PROBLEM DESCRIPTION:
What you give back must match the data character for character.

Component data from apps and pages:
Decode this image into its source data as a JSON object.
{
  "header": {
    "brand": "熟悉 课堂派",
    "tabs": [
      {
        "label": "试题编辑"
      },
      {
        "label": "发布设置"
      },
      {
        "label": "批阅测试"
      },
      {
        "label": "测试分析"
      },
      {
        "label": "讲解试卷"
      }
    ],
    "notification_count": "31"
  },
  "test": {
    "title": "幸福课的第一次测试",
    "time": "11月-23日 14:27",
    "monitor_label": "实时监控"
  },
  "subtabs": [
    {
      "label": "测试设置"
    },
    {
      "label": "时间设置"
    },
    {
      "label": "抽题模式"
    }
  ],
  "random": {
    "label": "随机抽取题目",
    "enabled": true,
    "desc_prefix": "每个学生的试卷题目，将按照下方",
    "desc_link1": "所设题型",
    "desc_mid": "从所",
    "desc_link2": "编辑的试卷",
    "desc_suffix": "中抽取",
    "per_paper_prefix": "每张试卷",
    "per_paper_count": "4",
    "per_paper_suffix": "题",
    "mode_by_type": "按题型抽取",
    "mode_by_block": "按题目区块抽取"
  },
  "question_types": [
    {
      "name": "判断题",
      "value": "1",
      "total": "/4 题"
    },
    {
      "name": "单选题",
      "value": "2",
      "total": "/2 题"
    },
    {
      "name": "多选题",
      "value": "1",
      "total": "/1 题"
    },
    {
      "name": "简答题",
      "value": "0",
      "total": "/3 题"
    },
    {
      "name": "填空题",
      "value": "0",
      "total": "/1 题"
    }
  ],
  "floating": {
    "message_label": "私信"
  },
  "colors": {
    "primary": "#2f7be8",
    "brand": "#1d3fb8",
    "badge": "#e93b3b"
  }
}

OUTPUT BELOW:
Decode this image into its source data as a JSON object.
{
  "header": {
    "brand": "熟悉 课堂派",
    "tabs": [
      {
        "label": "试题编辑"
      },
      {
        "label": "发布设置"
      },
      {
        "label": "批阅测试"
      },
      {
        "label": "测试分析"
      },
      {
        "label": "讲解试卷"
      }
    ],
    "notification_count": "31"
  },
  "test": {
    "title": "幸福课的第一次测试",
    "time": "11月-23日 14:27",
    "monitor_label": "实时监控"
  },
  "subtabs": [
    {
      "label": "测试设置"
    },
    {
      "label": "时间设置"
    },
    {
      "label": "抽题模式"
    }
  ],
  "random": {
    "label": "随机抽取题目",
    "enabled": true,
    "desc_prefix": "每个学生的试卷题目，将按照下方",
    "desc_link1": "所设题型",
    "desc_mid": "从所",
    "desc_link2": "编辑的试卷",
    "desc_suffix": "中抽取",
    "per_paper_prefix": "每张试卷",
    "per_paper_count": "4",
    "per_paper_suffix": "题",
    "mode_by_type": "按题型抽取",
    "mode_by_block": "按题目区块抽取"
  },
  "question_types": [
    {
      "name": "判断题",
      "value": "1",
      "total": "/4 题"
    },
    {
      "name": "单选题",
      "value": "2",
      "total": "/2 题"
    },
    {
      "name": "多选题",
      "value": "1",
      "total": "/1 题"
    },
    {
      "name": "简答题",
      "value": "0",
      "total": "/3 题"
    },
    {
      "name": "填空题",
      "value": "0",
      "total": "/1 题"
    }
  ],
  "floating": {
    "message_label": "私信"
  },
  "colors": {
    "primary": "#2f7be8",
    "brand": "#1d3fb8",
    "badge": "#e93b3b"
  }
}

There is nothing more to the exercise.